──────── THE INPUT ────────

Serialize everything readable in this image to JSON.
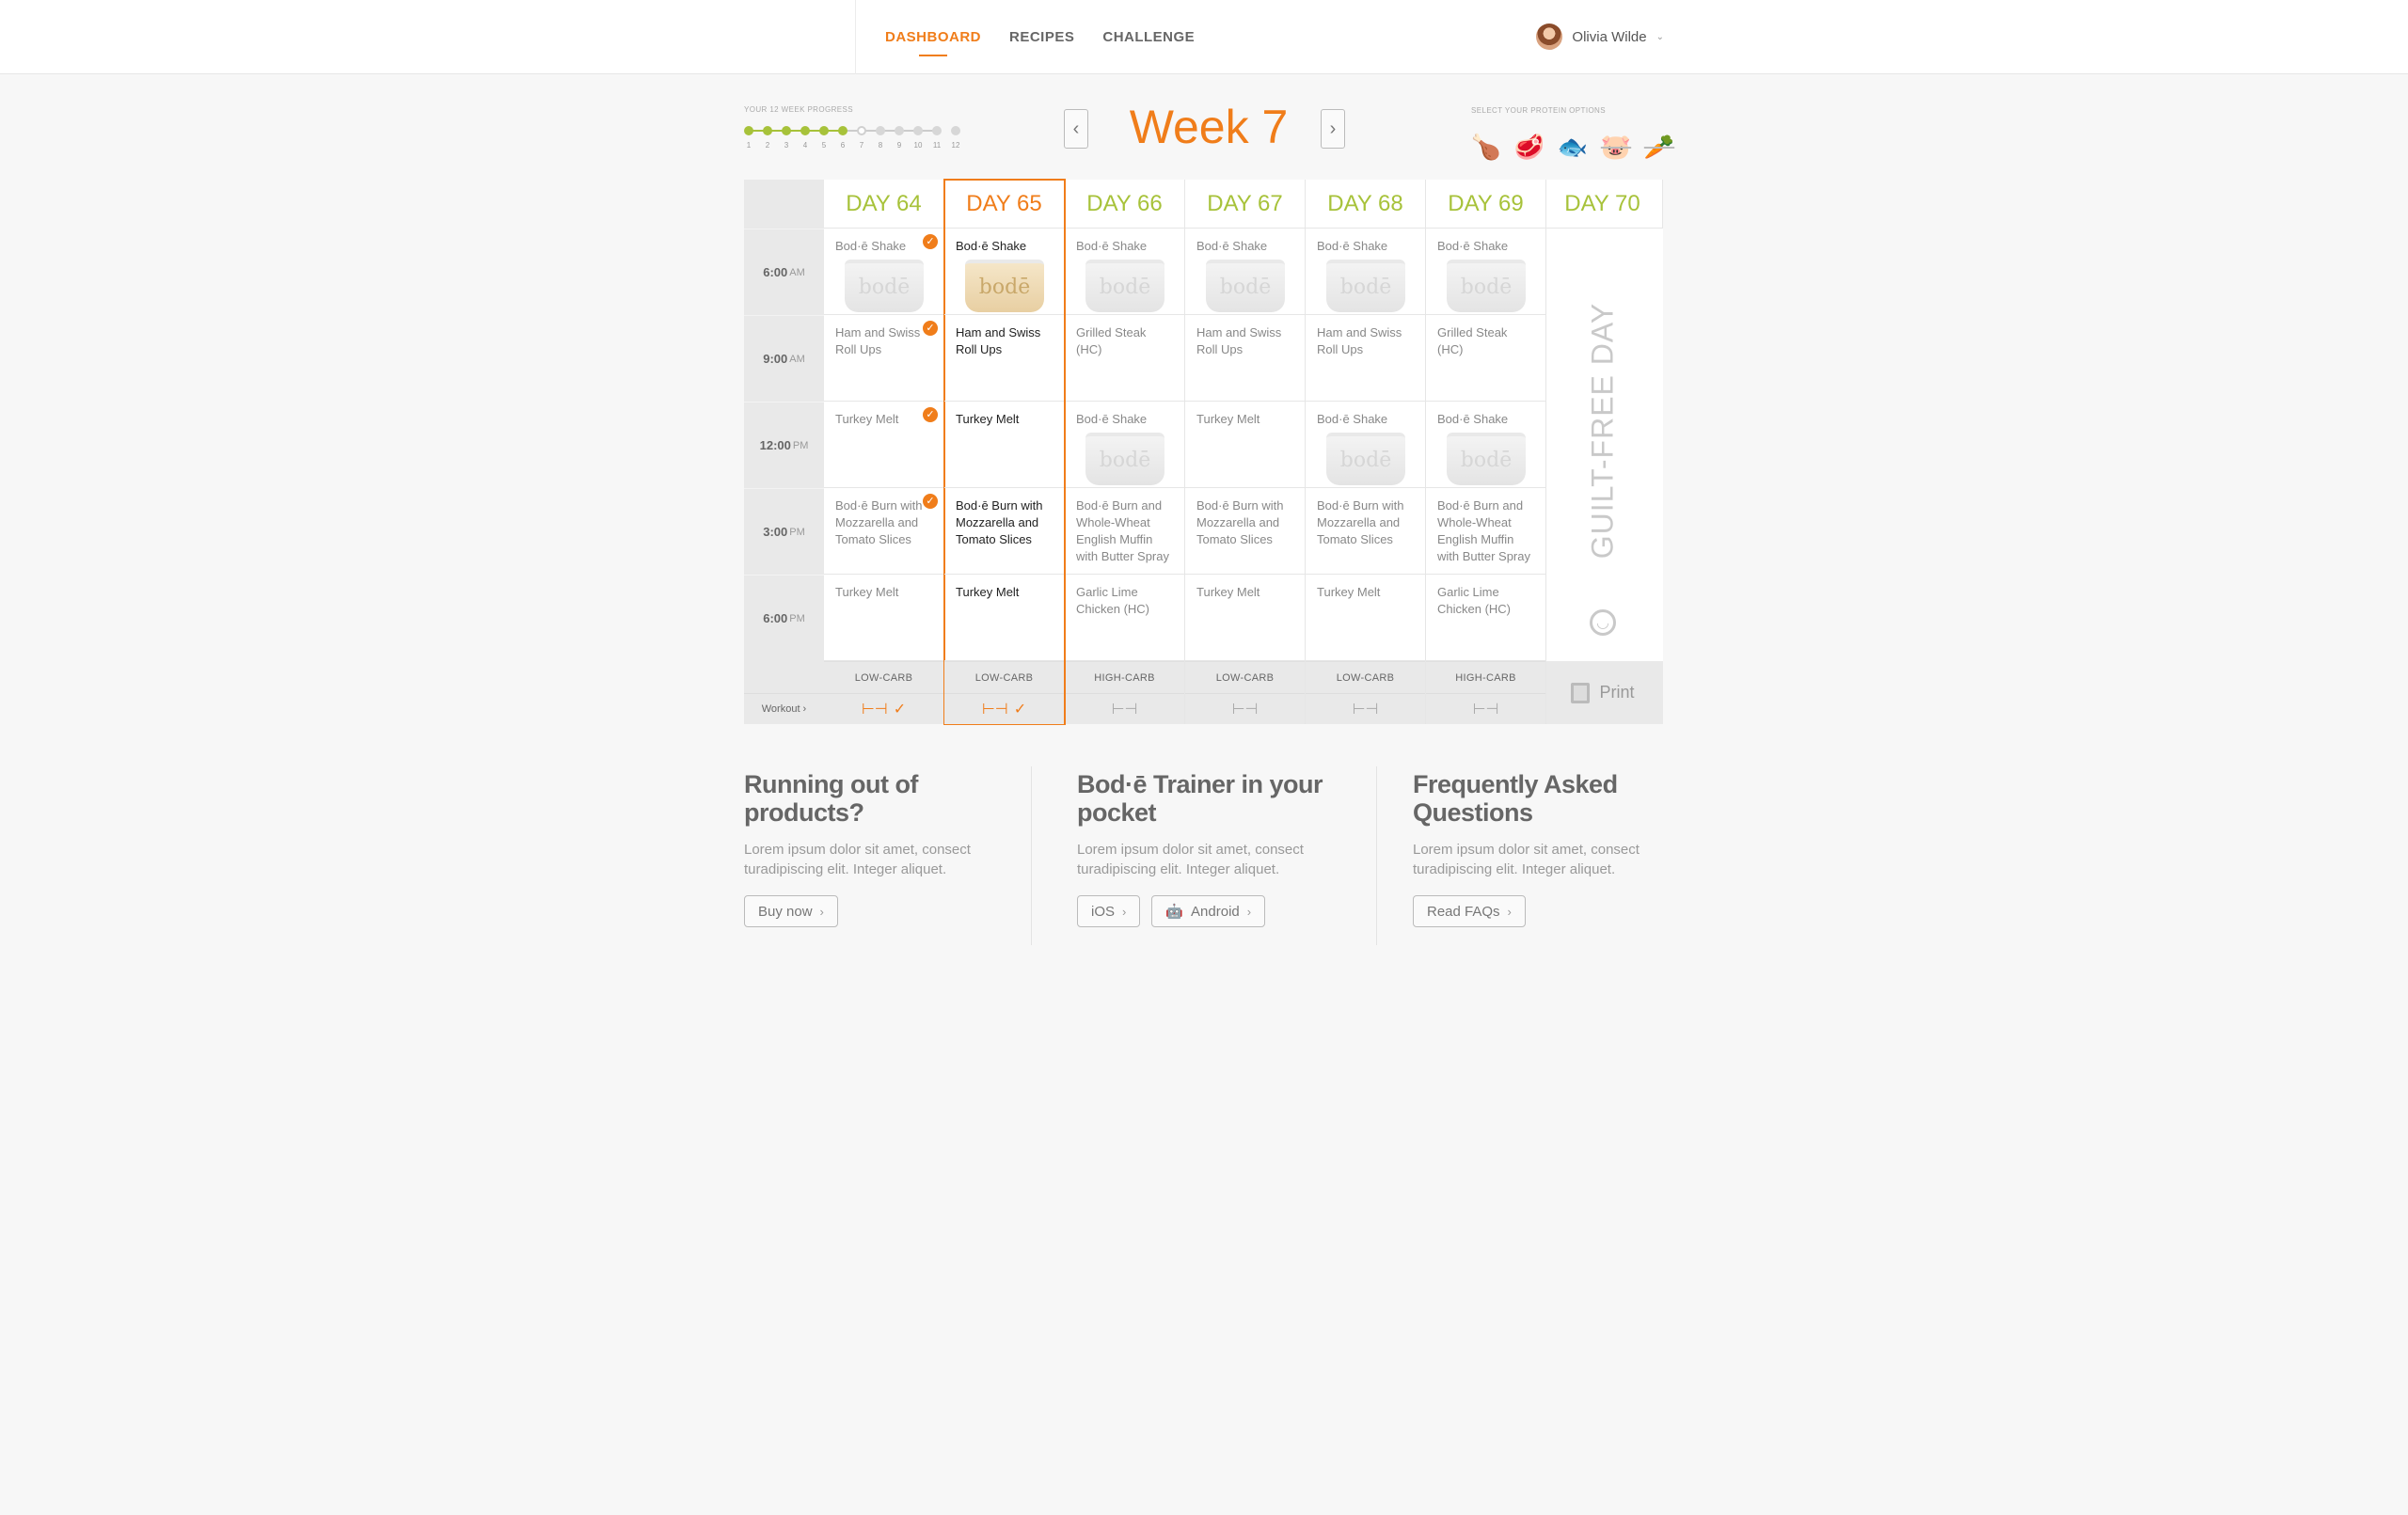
{
  "nav": {
    "items": [
      {
        "label": "DASHBOARD",
        "active": true
      },
      {
        "label": "RECIPES",
        "active": false
      },
      {
        "label": "CHALLENGE",
        "active": false
      }
    ],
    "user_name": "Olivia Wilde",
    "caret": "⌄"
  },
  "progress": {
    "label": "YOUR 12 WEEK PROGRESS",
    "weeks": [
      "1",
      "2",
      "3",
      "4",
      "5",
      "6",
      "7",
      "8",
      "9",
      "10",
      "11",
      "12"
    ],
    "completed_weeks": 6,
    "current_week": 7
  },
  "week": {
    "title": "Week 7",
    "prev": "‹",
    "next": "›"
  },
  "protein": {
    "label": "SELECT YOUR PROTEIN OPTIONS",
    "icons": [
      {
        "name": "chicken-leg-icon",
        "glyph": "🍗",
        "enabled": true
      },
      {
        "name": "beef-icon",
        "glyph": "🥩",
        "enabled": true
      },
      {
        "name": "fish-icon",
        "glyph": "🐟",
        "enabled": true
      },
      {
        "name": "pork-icon",
        "glyph": "🐷",
        "enabled": false
      },
      {
        "name": "vegetarian-icon",
        "glyph": "🥕",
        "enabled": false
      }
    ]
  },
  "times": [
    {
      "time": "6:00",
      "ampm": "AM"
    },
    {
      "time": "9:00",
      "ampm": "AM"
    },
    {
      "time": "12:00",
      "ampm": "PM"
    },
    {
      "time": "3:00",
      "ampm": "PM"
    },
    {
      "time": "6:00",
      "ampm": "PM"
    }
  ],
  "workout_label": "Workout ›",
  "cup_brand": "bodē",
  "check": "✓",
  "days": [
    {
      "label": "DAY 64",
      "selected": false,
      "carb": "LOW-CARB",
      "workout_done": true,
      "meals": [
        {
          "text": "Bod·ē Shake",
          "shake": true,
          "checked": true
        },
        {
          "text": "Ham and Swiss Roll Ups",
          "shake": false,
          "checked": true
        },
        {
          "text": "Turkey Melt",
          "shake": false,
          "checked": true
        },
        {
          "text": "Bod·ē Burn with Mozzarella and Tomato Slices",
          "shake": false,
          "checked": true
        },
        {
          "text": "Turkey Melt",
          "shake": false,
          "checked": false
        }
      ]
    },
    {
      "label": "DAY 65",
      "selected": true,
      "carb": "LOW-CARB",
      "workout_done": true,
      "meals": [
        {
          "text": "Bod·ē Shake",
          "shake": true,
          "checked": false
        },
        {
          "text": "Ham and Swiss Roll Ups",
          "shake": false,
          "checked": false
        },
        {
          "text": "Turkey Melt",
          "shake": false,
          "checked": false
        },
        {
          "text": "Bod·ē Burn with Mozzarella and Tomato Slices",
          "shake": false,
          "checked": false
        },
        {
          "text": "Turkey Melt",
          "shake": false,
          "checked": false
        }
      ]
    },
    {
      "label": "DAY 66",
      "selected": false,
      "carb": "HIGH-CARB",
      "workout_done": false,
      "meals": [
        {
          "text": "Bod·ē Shake",
          "shake": true,
          "checked": false
        },
        {
          "text": "Grilled Steak (HC)",
          "shake": false,
          "checked": false
        },
        {
          "text": "Bod·ē Shake",
          "shake": true,
          "checked": false
        },
        {
          "text": "Bod·ē Burn and Whole-Wheat English Muffin with Butter Spray",
          "shake": false,
          "checked": false
        },
        {
          "text": "Garlic Lime Chicken (HC)",
          "shake": false,
          "checked": false
        }
      ]
    },
    {
      "label": "DAY 67",
      "selected": false,
      "carb": "LOW-CARB",
      "workout_done": false,
      "meals": [
        {
          "text": "Bod·ē Shake",
          "shake": true,
          "checked": false
        },
        {
          "text": "Ham and Swiss Roll Ups",
          "shake": false,
          "checked": false
        },
        {
          "text": "Turkey Melt",
          "shake": false,
          "checked": false
        },
        {
          "text": "Bod·ē Burn with Mozzarella and Tomato Slices",
          "shake": false,
          "checked": false
        },
        {
          "text": "Turkey Melt",
          "shake": false,
          "checked": false
        }
      ]
    },
    {
      "label": "DAY 68",
      "selected": false,
      "carb": "LOW-CARB",
      "workout_done": false,
      "meals": [
        {
          "text": "Bod·ē Shake",
          "shake": true,
          "checked": false
        },
        {
          "text": "Ham and Swiss Roll Ups",
          "shake": false,
          "checked": false
        },
        {
          "text": "Bod·ē Shake",
          "shake": true,
          "checked": false
        },
        {
          "text": "Bod·ē Burn with Mozzarella and Tomato Slices",
          "shake": false,
          "checked": false
        },
        {
          "text": "Turkey Melt",
          "shake": false,
          "checked": false
        }
      ]
    },
    {
      "label": "DAY 69",
      "selected": false,
      "carb": "HIGH-CARB",
      "workout_done": false,
      "meals": [
        {
          "text": "Bod·ē Shake",
          "shake": true,
          "checked": false
        },
        {
          "text": "Grilled Steak (HC)",
          "shake": false,
          "checked": false
        },
        {
          "text": "Bod·ē Shake",
          "shake": true,
          "checked": false
        },
        {
          "text": "Bod·ē Burn and Whole-Wheat English Muffin with Butter Spray",
          "shake": false,
          "checked": false
        },
        {
          "text": "Garlic Lime Chicken (HC)",
          "shake": false,
          "checked": false
        }
      ]
    }
  ],
  "day70": {
    "label": "DAY 70",
    "guilt_text": "GUILT-FREE DAY",
    "smile": "◡",
    "print_label": "Print"
  },
  "info": [
    {
      "title": "Running out of products?",
      "body": "Lorem ipsum dolor sit amet, consect turadipiscing elit. Integer aliquet.",
      "buttons": [
        {
          "label": "Buy now",
          "icon": ""
        }
      ]
    },
    {
      "title": "Bod·ē Trainer in your pocket",
      "body": "Lorem ipsum dolor sit amet, consect turadipiscing elit. Integer aliquet.",
      "buttons": [
        {
          "label": "iOS",
          "icon": ""
        },
        {
          "label": "Android",
          "icon": "🤖"
        }
      ]
    },
    {
      "title": "Frequently Asked Questions",
      "body": "Lorem ipsum dolor sit amet, consect turadipiscing elit. Integer aliquet.",
      "buttons": [
        {
          "label": "Read FAQs",
          "icon": ""
        }
      ]
    }
  ],
  "colors": {
    "accent": "#f07d1a",
    "green": "#a7c23a"
  }
}
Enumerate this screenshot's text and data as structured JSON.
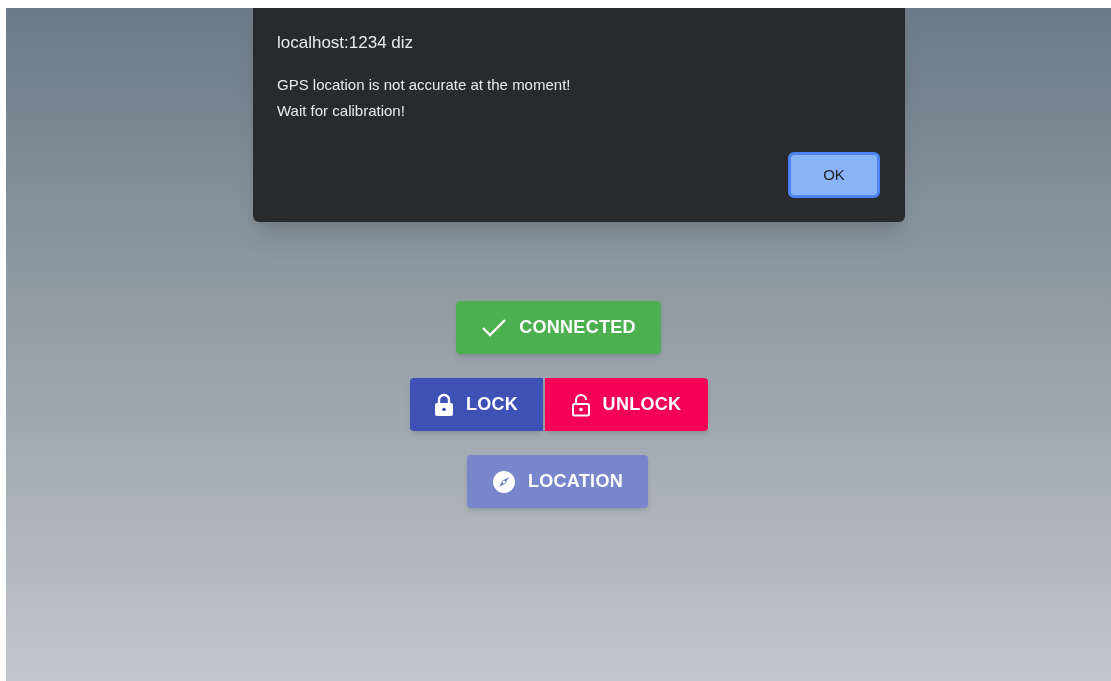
{
  "dialog": {
    "title": "localhost:1234 diz",
    "message": [
      "GPS location is not accurate at the moment!",
      "Wait for calibration!"
    ],
    "button": {
      "label": "OK",
      "focused": true
    }
  },
  "rows": [
    [
      {
        "kind": "check",
        "label": "CONNECTED",
        "color": "#4caf50"
      }
    ],
    [
      {
        "kind": "lock",
        "label": "LOCK",
        "color": "#3f51b5"
      },
      {
        "kind": "unlock",
        "label": "UNLOCK",
        "color": "#f50057"
      }
    ],
    [
      {
        "kind": "compass",
        "label": "LOCATION",
        "color": "#7986cb"
      }
    ]
  ]
}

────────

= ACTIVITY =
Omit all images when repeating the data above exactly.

= ANSWER SECTION =
Serialize everything readable in this image to JSON.
{
  "nav": {
    "items": [
      {
        "label": "DASHBOARD",
        "active": true
      },
      {
        "label": "RECIPES",
        "active": false
      },
      {
        "label": "CHALLENGE",
        "active": false
      }
    ],
    "user_name": "Olivia Wilde",
    "caret": "⌄"
  },
  "progress": {
    "label": "YOUR 12 WEEK PROGRESS",
    "weeks": [
      "1",
      "2",
      "3",
      "4",
      "5",
      "6",
      "7",
      "8",
      "9",
      "10",
      "11",
      "12"
    ],
    "completed_weeks": 6,
    "current_week": 7
  },
  "week": {
    "title": "Week 7",
    "prev": "‹",
    "next": "›"
  },
  "protein": {
    "label": "SELECT YOUR PROTEIN OPTIONS",
    "icons": [
      {
        "name": "chicken-leg-icon",
        "glyph": "🍗",
        "enabled": true
      },
      {
        "name": "beef-icon",
        "glyph": "🥩",
        "enabled": true
      },
      {
        "name": "fish-icon",
        "glyph": "🐟",
        "enabled": true
      },
      {
        "name": "pork-icon",
        "glyph": "🐷",
        "enabled": false
      },
      {
        "name": "vegetarian-icon",
        "glyph": "🥕",
        "enabled": false
      }
    ]
  },
  "times": [
    {
      "time": "6:00",
      "ampm": "AM"
    },
    {
      "time": "9:00",
      "ampm": "AM"
    },
    {
      "time": "12:00",
      "ampm": "PM"
    },
    {
      "time": "3:00",
      "ampm": "PM"
    },
    {
      "time": "6:00",
      "ampm": "PM"
    }
  ],
  "workout_label": "Workout ›",
  "cup_brand": "bodē",
  "check": "✓",
  "days": [
    {
      "label": "DAY 64",
      "selected": false,
      "carb": "LOW-CARB",
      "workout_done": true,
      "meals": [
        {
          "text": "Bod·ē Shake",
          "shake": true,
          "checked": true
        },
        {
          "text": "Ham and Swiss Roll Ups",
          "shake": false,
          "checked": true
        },
        {
          "text": "Turkey Melt",
          "shake": false,
          "checked": true
        },
        {
          "text": "Bod·ē Burn with Mozzarella and Tomato Slices",
          "shake": false,
          "checked": true
        },
        {
          "text": "Turkey Melt",
          "shake": false,
          "checked": false
        }
      ]
    },
    {
      "label": "DAY 65",
      "selected": true,
      "carb": "LOW-CARB",
      "workout_done": true,
      "meals": [
        {
          "text": "Bod·ē Shake",
          "shake": true,
          "checked": false
        },
        {
          "text": "Ham and Swiss Roll Ups",
          "shake": false,
          "checked": false
        },
        {
          "text": "Turkey Melt",
          "shake": false,
          "checked": false
        },
        {
          "text": "Bod·ē Burn with Mozzarella and Tomato Slices",
          "shake": false,
          "checked": false
        },
        {
          "text": "Turkey Melt",
          "shake": false,
          "checked": false
        }
      ]
    },
    {
      "label": "DAY 66",
      "selected": false,
      "carb": "HIGH-CARB",
      "workout_done": false,
      "meals": [
        {
          "text": "Bod·ē Shake",
          "shake": true,
          "checked": false
        },
        {
          "text": "Grilled Steak (HC)",
          "shake": false,
          "checked": false
        },
        {
          "text": "Bod·ē Shake",
          "shake": true,
          "checked": false
        },
        {
          "text": "Bod·ē Burn and Whole-Wheat English Muffin with Butter Spray",
          "shake": false,
          "checked": false
        },
        {
          "text": "Garlic Lime Chicken (HC)",
          "shake": false,
          "checked": false
        }
      ]
    },
    {
      "label": "DAY 67",
      "selected": false,
      "carb": "LOW-CARB",
      "workout_done": false,
      "meals": [
        {
          "text": "Bod·ē Shake",
          "shake": true,
          "checked": false
        },
        {
          "text": "Ham and Swiss Roll Ups",
          "shake": false,
          "checked": false
        },
        {
          "text": "Turkey Melt",
          "shake": false,
          "checked": false
        },
        {
          "text": "Bod·ē Burn with Mozzarella and Tomato Slices",
          "shake": false,
          "checked": false
        },
        {
          "text": "Turkey Melt",
          "shake": false,
          "checked": false
        }
      ]
    },
    {
      "label": "DAY 68",
      "selected": false,
      "carb": "LOW-CARB",
      "workout_done": false,
      "meals": [
        {
          "text": "Bod·ē Shake",
          "shake": true,
          "checked": false
        },
        {
          "text": "Ham and Swiss Roll Ups",
          "shake": false,
          "checked": false
        },
        {
          "text": "Bod·ē Shake",
          "shake": true,
          "checked": false
        },
        {
          "text": "Bod·ē Burn with Mozzarella and Tomato Slices",
          "shake": false,
          "checked": false
        },
        {
          "text": "Turkey Melt",
          "shake": false,
          "checked": false
        }
      ]
    },
    {
      "label": "DAY 69",
      "selected": false,
      "carb": "HIGH-CARB",
      "workout_done": false,
      "meals": [
        {
          "text": "Bod·ē Shake",
          "shake": true,
          "checked": false
        },
        {
          "text": "Grilled Steak (HC)",
          "shake": false,
          "checked": false
        },
        {
          "text": "Bod·ē Shake",
          "shake": true,
          "checked": false
        },
        {
          "text": "Bod·ē Burn and Whole-Wheat English Muffin with Butter Spray",
          "shake": false,
          "checked": false
        },
        {
          "text": "Garlic Lime Chicken (HC)",
          "shake": false,
          "checked": false
        }
      ]
    }
  ],
  "day70": {
    "label": "DAY 70",
    "guilt_text": "GUILT-FREE DAY",
    "smile": "◡",
    "print_label": "Print"
  },
  "info": [
    {
      "title": "Running out of products?",
      "body": "Lorem ipsum dolor sit amet, consect turadipiscing elit. Integer aliquet.",
      "buttons": [
        {
          "label": "Buy now",
          "icon": ""
        }
      ]
    },
    {
      "title": "Bod·ē Trainer in your pocket",
      "body": "Lorem ipsum dolor sit amet, consect turadipiscing elit. Integer aliquet.",
      "buttons": [
        {
          "label": "iOS",
          "icon": ""
        },
        {
          "label": "Android",
          "icon": "🤖"
        }
      ]
    },
    {
      "title": "Frequently Asked Questions",
      "body": "Lorem ipsum dolor sit amet, consect turadipiscing elit. Integer aliquet.",
      "buttons": [
        {
          "label": "Read FAQs",
          "icon": ""
        }
      ]
    }
  ],
  "colors": {
    "accent": "#f07d1a",
    "green": "#a7c23a"
  }
}
Enumerate this screenshot's text and data as structured JSON.
{
  "dialog": {
    "title": "localhost:1234 diz",
    "message": [
      "GPS location is not accurate at the moment!",
      "Wait for calibration!"
    ],
    "button": {
      "label": "OK",
      "focused": true
    }
  },
  "rows": [
    [
      {
        "kind": "check",
        "label": "CONNECTED",
        "color": "#4caf50"
      }
    ],
    [
      {
        "kind": "lock",
        "label": "LOCK",
        "color": "#3f51b5"
      },
      {
        "kind": "unlock",
        "label": "UNLOCK",
        "color": "#f50057"
      }
    ],
    [
      {
        "kind": "compass",
        "label": "LOCATION",
        "color": "#7986cb"
      }
    ]
  ]
}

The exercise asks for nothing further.